**PROBLEM TO WORK ON**
Identical copies of all the records below are needed.

(Collected data entries)
◇ ◇ ◇ ◇ ◇

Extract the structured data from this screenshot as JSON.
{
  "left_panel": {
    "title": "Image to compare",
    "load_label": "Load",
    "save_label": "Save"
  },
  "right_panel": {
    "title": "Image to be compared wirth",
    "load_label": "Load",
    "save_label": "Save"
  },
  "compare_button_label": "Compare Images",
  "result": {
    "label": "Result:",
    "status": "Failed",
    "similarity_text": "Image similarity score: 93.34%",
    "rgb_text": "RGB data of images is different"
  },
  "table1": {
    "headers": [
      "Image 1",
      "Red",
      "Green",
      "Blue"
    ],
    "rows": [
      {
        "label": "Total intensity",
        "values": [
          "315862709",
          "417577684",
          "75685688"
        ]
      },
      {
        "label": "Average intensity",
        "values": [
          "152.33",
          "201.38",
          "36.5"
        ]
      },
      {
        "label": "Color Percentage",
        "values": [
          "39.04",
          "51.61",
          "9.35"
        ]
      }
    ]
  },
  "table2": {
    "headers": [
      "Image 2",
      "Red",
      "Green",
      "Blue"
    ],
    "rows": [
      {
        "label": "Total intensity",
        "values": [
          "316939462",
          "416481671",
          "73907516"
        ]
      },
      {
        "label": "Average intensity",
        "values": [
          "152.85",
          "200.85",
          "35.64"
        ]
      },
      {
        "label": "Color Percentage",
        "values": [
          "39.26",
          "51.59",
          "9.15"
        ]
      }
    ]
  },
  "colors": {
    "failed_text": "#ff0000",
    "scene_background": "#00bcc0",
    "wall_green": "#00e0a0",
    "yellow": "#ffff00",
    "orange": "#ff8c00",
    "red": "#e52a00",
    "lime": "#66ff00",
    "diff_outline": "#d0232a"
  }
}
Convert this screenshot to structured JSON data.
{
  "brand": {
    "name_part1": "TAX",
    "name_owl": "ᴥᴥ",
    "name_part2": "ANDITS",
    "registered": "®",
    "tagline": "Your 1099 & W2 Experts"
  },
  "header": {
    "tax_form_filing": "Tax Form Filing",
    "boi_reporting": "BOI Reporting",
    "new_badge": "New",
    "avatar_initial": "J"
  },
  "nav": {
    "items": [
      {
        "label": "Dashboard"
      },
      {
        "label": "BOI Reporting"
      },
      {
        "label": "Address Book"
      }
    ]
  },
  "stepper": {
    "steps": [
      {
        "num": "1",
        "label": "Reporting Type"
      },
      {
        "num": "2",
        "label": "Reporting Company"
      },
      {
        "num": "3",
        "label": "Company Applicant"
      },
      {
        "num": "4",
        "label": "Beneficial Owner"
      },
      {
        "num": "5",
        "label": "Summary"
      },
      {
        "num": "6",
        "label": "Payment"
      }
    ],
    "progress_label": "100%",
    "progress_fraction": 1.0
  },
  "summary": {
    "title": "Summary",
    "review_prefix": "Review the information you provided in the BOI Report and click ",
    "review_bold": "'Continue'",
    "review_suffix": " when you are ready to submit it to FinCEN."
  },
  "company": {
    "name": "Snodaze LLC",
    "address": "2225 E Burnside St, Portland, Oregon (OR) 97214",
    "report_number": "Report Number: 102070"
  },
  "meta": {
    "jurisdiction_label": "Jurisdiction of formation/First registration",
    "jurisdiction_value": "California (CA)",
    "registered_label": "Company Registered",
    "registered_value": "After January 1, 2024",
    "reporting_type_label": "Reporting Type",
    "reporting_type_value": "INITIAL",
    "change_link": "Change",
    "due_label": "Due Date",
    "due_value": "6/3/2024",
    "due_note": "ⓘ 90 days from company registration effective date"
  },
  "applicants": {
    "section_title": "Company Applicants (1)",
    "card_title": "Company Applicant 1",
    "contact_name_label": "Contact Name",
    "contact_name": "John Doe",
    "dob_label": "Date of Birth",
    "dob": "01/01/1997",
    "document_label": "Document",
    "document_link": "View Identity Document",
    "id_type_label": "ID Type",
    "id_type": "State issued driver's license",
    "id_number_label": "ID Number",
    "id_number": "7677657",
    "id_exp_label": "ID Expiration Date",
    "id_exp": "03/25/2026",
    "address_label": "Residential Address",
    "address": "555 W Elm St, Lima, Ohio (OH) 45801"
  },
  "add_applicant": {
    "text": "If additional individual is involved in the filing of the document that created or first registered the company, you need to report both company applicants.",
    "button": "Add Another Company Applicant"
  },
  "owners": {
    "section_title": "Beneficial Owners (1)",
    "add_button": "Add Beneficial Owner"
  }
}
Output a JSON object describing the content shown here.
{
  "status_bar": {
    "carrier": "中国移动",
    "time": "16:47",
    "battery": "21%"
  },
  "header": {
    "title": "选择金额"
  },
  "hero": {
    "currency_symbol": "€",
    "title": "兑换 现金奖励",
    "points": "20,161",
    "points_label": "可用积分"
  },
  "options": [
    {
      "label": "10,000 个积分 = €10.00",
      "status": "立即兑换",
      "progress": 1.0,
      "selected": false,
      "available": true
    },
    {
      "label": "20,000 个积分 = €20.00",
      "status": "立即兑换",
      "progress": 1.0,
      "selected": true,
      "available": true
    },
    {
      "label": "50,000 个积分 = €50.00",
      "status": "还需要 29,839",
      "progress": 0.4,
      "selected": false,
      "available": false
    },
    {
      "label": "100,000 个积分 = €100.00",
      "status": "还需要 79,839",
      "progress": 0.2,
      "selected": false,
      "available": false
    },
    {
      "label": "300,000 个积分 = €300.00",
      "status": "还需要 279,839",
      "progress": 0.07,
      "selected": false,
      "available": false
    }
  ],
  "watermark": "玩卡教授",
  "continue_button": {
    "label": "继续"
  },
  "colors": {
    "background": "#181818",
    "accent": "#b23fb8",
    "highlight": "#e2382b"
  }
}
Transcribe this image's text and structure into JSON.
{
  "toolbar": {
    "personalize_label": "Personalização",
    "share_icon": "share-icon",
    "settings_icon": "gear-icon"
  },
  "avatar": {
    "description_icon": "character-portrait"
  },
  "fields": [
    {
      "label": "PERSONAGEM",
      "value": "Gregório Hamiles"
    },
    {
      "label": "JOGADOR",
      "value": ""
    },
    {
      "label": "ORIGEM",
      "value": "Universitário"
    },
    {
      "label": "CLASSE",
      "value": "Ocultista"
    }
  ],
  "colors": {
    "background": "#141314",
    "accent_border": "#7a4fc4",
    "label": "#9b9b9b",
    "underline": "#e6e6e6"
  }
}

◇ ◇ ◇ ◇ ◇

**RESPONSE**
Extract the structured data from this screenshot as JSON.
{
  "left_panel": {
    "title": "Image to compare",
    "load_label": "Load",
    "save_label": "Save"
  },
  "right_panel": {
    "title": "Image to be compared wirth",
    "load_label": "Load",
    "save_label": "Save"
  },
  "compare_button_label": "Compare Images",
  "result": {
    "label": "Result:",
    "status": "Failed",
    "similarity_text": "Image similarity score: 93.34%",
    "rgb_text": "RGB data of images is different"
  },
  "table1": {
    "headers": [
      "Image 1",
      "Red",
      "Green",
      "Blue"
    ],
    "rows": [
      {
        "label": "Total intensity",
        "values": [
          "315862709",
          "417577684",
          "75685688"
        ]
      },
      {
        "label": "Average intensity",
        "values": [
          "152.33",
          "201.38",
          "36.5"
        ]
      },
      {
        "label": "Color Percentage",
        "values": [
          "39.04",
          "51.61",
          "9.35"
        ]
      }
    ]
  },
  "table2": {
    "headers": [
      "Image 2",
      "Red",
      "Green",
      "Blue"
    ],
    "rows": [
      {
        "label": "Total intensity",
        "values": [
          "316939462",
          "416481671",
          "73907516"
        ]
      },
      {
        "label": "Average intensity",
        "values": [
          "152.85",
          "200.85",
          "35.64"
        ]
      },
      {
        "label": "Color Percentage",
        "values": [
          "39.26",
          "51.59",
          "9.15"
        ]
      }
    ]
  },
  "colors": {
    "failed_text": "#ff0000",
    "scene_background": "#00bcc0",
    "wall_green": "#00e0a0",
    "yellow": "#ffff00",
    "orange": "#ff8c00",
    "red": "#e52a00",
    "lime": "#66ff00",
    "diff_outline": "#d0232a"
  }
}
Convert this screenshot to structured JSON data.
{
  "brand": {
    "name_part1": "TAX",
    "name_owl": "ᴥᴥ",
    "name_part2": "ANDITS",
    "registered": "®",
    "tagline": "Your 1099 & W2 Experts"
  },
  "header": {
    "tax_form_filing": "Tax Form Filing",
    "boi_reporting": "BOI Reporting",
    "new_badge": "New",
    "avatar_initial": "J"
  },
  "nav": {
    "items": [
      {
        "label": "Dashboard"
      },
      {
        "label": "BOI Reporting"
      },
      {
        "label": "Address Book"
      }
    ]
  },
  "stepper": {
    "steps": [
      {
        "num": "1",
        "label": "Reporting Type"
      },
      {
        "num": "2",
        "label": "Reporting Company"
      },
      {
        "num": "3",
        "label": "Company Applicant"
      },
      {
        "num": "4",
        "label": "Beneficial Owner"
      },
      {
        "num": "5",
        "label": "Summary"
      },
      {
        "num": "6",
        "label": "Payment"
      }
    ],
    "progress_label": "100%",
    "progress_fraction": 1.0
  },
  "summary": {
    "title": "Summary",
    "review_prefix": "Review the information you provided in the BOI Report and click ",
    "review_bold": "'Continue'",
    "review_suffix": " when you are ready to submit it to FinCEN."
  },
  "company": {
    "name": "Snodaze LLC",
    "address": "2225 E Burnside St, Portland, Oregon (OR) 97214",
    "report_number": "Report Number: 102070"
  },
  "meta": {
    "jurisdiction_label": "Jurisdiction of formation/First registration",
    "jurisdiction_value": "California (CA)",
    "registered_label": "Company Registered",
    "registered_value": "After January 1, 2024",
    "reporting_type_label": "Reporting Type",
    "reporting_type_value": "INITIAL",
    "change_link": "Change",
    "due_label": "Due Date",
    "due_value": "6/3/2024",
    "due_note": "ⓘ 90 days from company registration effective date"
  },
  "applicants": {
    "section_title": "Company Applicants (1)",
    "card_title": "Company Applicant 1",
    "contact_name_label": "Contact Name",
    "contact_name": "John Doe",
    "dob_label": "Date of Birth",
    "dob": "01/01/1997",
    "document_label": "Document",
    "document_link": "View Identity Document",
    "id_type_label": "ID Type",
    "id_type": "State issued driver's license",
    "id_number_label": "ID Number",
    "id_number": "7677657",
    "id_exp_label": "ID Expiration Date",
    "id_exp": "03/25/2026",
    "address_label": "Residential Address",
    "address": "555 W Elm St, Lima, Ohio (OH) 45801"
  },
  "add_applicant": {
    "text": "If additional individual is involved in the filing of the document that created or first registered the company, you need to report both company applicants.",
    "button": "Add Another Company Applicant"
  },
  "owners": {
    "section_title": "Beneficial Owners (1)",
    "add_button": "Add Beneficial Owner"
  }
}
Output a JSON object describing the content shown here.
{
  "status_bar": {
    "carrier": "中国移动",
    "time": "16:47",
    "battery": "21%"
  },
  "header": {
    "title": "选择金额"
  },
  "hero": {
    "currency_symbol": "€",
    "title": "兑换 现金奖励",
    "points": "20,161",
    "points_label": "可用积分"
  },
  "options": [
    {
      "label": "10,000 个积分 = €10.00",
      "status": "立即兑换",
      "progress": 1.0,
      "selected": false,
      "available": true
    },
    {
      "label": "20,000 个积分 = €20.00",
      "status": "立即兑换",
      "progress": 1.0,
      "selected": true,
      "available": true
    },
    {
      "label": "50,000 个积分 = €50.00",
      "status": "还需要 29,839",
      "progress": 0.4,
      "selected": false,
      "available": false
    },
    {
      "label": "100,000 个积分 = €100.00",
      "status": "还需要 79,839",
      "progress": 0.2,
      "selected": false,
      "available": false
    },
    {
      "label": "300,000 个积分 = €300.00",
      "status": "还需要 279,839",
      "progress": 0.07,
      "selected": false,
      "available": false
    }
  ],
  "watermark": "玩卡教授",
  "continue_button": {
    "label": "继续"
  },
  "colors": {
    "background": "#181818",
    "accent": "#b23fb8",
    "highlight": "#e2382b"
  }
}
Transcribe this image's text and structure into JSON.
{
  "toolbar": {
    "personalize_label": "Personalização",
    "share_icon": "share-icon",
    "settings_icon": "gear-icon"
  },
  "avatar": {
    "description_icon": "character-portrait"
  },
  "fields": [
    {
      "label": "PERSONAGEM",
      "value": "Gregório Hamiles"
    },
    {
      "label": "JOGADOR",
      "value": ""
    },
    {
      "label": "ORIGEM",
      "value": "Universitário"
    },
    {
      "label": "CLASSE",
      "value": "Ocultista"
    }
  ],
  "colors": {
    "background": "#141314",
    "accent_border": "#7a4fc4",
    "label": "#9b9b9b",
    "underline": "#e6e6e6"
  }
}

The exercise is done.